After we have already shown a selection of their works in a group exhibition curated by Ludwig Seifarth 2009, we now present the first solo exhibition of the artists Rapedius/Rindfleisch in our gallery.
If visitors trust their imagination and their ability to associate, they can wander amongst the trees of a dense forest, admire the delicate structure of shelf fungi and look absent-mindedly into the misty vastness of an endless mountain range just like Caspar David Friedrich's "Wanderer above the sea of fog"- and yet it is only an arrangement of paper cups, photocopies and folded paper in a room.
Although Martina Rapedius and Thomas Rindfleisch mostly work with materials of modern industrial society, they discuss a subject, that has a long tradition in the history of art: the landscape, or rather the portrayal of nature.
For the "creation" of their make-believe natural phenomena they use soulless mass products that are only slightly modified, mostly just strung, piled or folded. At the same time the palette is reduced to black and white, in order to put the focus on the materials and their structures.
With a certain scientific curiosity the materials get tested for their potential. Paper is folded and unfolded again… Its lightness is reflected in the sea of fog, its firmness in the tree sponges.
Or is there a slightly romantic longing for a harmony between nature and civilisation concealed in all of this?
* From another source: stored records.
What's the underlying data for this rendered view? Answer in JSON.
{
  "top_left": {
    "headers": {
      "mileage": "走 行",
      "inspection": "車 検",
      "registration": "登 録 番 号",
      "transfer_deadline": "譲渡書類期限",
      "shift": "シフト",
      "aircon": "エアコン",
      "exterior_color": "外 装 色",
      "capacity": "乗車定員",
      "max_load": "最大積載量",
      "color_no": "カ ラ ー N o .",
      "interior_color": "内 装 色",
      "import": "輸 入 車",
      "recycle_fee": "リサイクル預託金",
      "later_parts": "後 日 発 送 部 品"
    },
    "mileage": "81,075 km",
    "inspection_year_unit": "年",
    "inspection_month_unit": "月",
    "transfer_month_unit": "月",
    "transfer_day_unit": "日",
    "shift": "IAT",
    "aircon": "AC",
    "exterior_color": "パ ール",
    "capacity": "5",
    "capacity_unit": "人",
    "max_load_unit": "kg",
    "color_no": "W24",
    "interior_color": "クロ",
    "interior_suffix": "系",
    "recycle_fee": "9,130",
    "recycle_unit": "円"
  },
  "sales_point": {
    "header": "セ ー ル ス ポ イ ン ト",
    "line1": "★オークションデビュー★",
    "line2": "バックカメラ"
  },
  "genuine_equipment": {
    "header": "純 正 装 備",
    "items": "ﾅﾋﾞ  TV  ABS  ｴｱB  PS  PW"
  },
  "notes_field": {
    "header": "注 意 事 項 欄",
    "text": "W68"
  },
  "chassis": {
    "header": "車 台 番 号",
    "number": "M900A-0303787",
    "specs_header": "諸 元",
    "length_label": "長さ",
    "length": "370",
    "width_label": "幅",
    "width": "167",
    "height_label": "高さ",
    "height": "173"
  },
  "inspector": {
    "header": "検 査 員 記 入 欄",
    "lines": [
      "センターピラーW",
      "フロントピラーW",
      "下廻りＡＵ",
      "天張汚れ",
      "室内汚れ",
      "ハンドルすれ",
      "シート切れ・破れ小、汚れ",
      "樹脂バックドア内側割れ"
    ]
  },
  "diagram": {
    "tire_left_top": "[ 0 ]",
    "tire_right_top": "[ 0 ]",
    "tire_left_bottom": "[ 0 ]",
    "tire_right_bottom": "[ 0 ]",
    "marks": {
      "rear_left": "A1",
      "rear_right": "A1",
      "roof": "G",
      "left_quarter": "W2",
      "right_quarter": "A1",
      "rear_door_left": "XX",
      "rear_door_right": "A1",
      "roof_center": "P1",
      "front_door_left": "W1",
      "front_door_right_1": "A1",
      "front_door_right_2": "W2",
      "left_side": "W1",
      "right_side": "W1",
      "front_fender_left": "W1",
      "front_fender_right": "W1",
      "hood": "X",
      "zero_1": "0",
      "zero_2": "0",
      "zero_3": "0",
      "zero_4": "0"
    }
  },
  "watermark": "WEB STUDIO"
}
As the naturally grown is replaced by accumulated standardized industrial products, there also seems to be a certain melancholy and critique of civilization in their work. However, at the same time the materials get poeticized while playfully using them in a structural analogy to natural objects.
Rapedius/Rindfleisch's way of working with paper seems like a reduced form of traditional Japanese origami, filtered through the development of 20th century western art movements like minimalism and constructivism. All of the works are easy to move and can be adjusted to other locations and spaces. Many of the objects can be folded again and are therefore mobile, light, almost elusive.
The process of development from the first ideas, the choice of material to the string of single elements and their processing, up to the arrangement and their confrontation is crucial for the comprehension of the artists' work.
The formal sequences of the raw material correspond to contextual associative chains. These associations can be based on formal or contextual aspects, they can be very obvious or very surprising. Rapedius/Rindfleisch's works seem to develop like nature evolves in adjustment, selection and mutation. The world is newly constructed through recombination and selection and in this way - speaking with Roland Barthes' definition of simulacrum - becomes visible.
Rapedius/Rindfleisch invite the beholder to explore their minimalistic natural space in the gallery.